▶ Problem details
The required answer is each line in the entries below where "title" occurs.

═════ Records supplied ═════

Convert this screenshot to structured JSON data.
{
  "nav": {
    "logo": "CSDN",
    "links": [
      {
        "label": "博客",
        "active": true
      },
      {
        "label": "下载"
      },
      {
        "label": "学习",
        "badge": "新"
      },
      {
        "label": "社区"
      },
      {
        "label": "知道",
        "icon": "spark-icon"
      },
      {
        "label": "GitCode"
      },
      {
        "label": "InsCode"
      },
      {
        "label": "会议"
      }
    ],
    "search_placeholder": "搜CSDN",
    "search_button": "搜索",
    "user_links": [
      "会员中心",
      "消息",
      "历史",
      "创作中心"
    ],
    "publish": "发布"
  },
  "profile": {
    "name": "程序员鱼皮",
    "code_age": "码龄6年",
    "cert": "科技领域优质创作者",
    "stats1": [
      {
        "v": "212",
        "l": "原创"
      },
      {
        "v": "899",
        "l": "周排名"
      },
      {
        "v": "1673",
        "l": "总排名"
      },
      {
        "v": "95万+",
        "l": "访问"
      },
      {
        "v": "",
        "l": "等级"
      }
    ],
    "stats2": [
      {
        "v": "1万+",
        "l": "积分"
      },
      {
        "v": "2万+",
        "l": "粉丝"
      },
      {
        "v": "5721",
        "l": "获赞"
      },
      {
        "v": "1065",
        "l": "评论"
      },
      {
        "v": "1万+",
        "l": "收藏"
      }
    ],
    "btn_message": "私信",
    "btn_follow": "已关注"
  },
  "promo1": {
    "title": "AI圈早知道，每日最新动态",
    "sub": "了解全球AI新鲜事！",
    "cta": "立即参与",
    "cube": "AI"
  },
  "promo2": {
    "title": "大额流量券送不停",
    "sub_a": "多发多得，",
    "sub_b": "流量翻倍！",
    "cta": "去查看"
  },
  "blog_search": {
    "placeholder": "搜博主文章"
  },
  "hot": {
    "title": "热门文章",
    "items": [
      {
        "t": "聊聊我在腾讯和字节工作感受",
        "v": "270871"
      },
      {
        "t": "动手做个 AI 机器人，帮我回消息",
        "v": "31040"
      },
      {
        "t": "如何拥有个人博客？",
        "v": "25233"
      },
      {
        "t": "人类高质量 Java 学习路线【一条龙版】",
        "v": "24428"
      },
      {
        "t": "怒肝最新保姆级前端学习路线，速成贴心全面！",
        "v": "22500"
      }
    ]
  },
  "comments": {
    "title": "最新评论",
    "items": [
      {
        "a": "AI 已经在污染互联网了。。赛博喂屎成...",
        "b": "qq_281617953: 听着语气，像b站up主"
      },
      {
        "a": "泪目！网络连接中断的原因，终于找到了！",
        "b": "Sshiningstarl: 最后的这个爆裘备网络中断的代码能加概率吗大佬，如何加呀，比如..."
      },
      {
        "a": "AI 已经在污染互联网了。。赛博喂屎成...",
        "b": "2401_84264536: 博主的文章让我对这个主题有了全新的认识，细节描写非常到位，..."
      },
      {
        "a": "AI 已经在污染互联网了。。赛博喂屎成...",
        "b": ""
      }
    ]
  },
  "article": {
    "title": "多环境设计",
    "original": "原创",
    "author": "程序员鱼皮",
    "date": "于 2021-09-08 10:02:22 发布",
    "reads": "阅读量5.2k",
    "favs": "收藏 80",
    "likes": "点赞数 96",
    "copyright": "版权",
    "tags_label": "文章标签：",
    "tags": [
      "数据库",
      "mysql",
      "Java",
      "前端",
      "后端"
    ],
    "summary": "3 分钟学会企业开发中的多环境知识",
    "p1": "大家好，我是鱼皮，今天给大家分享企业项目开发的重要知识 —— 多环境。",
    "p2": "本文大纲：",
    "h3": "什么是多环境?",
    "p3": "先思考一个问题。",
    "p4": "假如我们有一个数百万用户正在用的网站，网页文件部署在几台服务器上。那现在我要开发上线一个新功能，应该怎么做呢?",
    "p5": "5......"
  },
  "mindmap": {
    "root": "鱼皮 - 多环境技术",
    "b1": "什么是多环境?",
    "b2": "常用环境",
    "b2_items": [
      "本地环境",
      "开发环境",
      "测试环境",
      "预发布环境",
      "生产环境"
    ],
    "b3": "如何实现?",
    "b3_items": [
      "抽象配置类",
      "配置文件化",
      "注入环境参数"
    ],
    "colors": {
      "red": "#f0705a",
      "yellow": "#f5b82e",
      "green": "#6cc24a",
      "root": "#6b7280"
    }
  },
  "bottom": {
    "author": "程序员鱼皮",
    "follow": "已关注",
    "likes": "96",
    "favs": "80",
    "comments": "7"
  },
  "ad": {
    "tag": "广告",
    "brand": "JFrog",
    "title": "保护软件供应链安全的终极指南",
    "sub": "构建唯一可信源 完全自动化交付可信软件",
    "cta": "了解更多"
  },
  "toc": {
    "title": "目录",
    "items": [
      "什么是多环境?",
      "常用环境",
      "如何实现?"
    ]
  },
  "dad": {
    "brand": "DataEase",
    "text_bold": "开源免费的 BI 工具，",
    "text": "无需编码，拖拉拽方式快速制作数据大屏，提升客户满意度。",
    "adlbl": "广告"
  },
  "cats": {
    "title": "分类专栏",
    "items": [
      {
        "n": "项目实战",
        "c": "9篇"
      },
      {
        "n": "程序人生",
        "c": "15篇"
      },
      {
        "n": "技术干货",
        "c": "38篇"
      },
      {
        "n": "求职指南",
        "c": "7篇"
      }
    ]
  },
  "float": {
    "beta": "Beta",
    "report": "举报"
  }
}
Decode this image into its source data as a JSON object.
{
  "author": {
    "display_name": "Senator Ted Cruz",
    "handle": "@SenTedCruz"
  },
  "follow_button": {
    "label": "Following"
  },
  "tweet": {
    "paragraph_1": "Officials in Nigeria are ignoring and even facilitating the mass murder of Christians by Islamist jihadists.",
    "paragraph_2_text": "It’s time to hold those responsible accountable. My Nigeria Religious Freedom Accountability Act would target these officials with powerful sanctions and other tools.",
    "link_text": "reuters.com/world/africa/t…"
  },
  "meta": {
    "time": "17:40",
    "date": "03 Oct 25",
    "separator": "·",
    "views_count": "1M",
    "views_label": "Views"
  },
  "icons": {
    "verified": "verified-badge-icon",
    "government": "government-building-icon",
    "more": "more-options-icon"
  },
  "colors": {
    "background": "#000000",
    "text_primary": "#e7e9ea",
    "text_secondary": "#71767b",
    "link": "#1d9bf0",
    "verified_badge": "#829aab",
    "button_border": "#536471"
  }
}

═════

▶ Solution for this task
    "title": "AI圈早知道，每日最新动态",
    "title": "大额流量券送不停",
    "title": "热门文章",
    "title": "最新评论",
    "title": "多环境设计",
    "title": "保护软件供应链安全的终极指南",
    "title": "目录",
    "title": "分类专栏",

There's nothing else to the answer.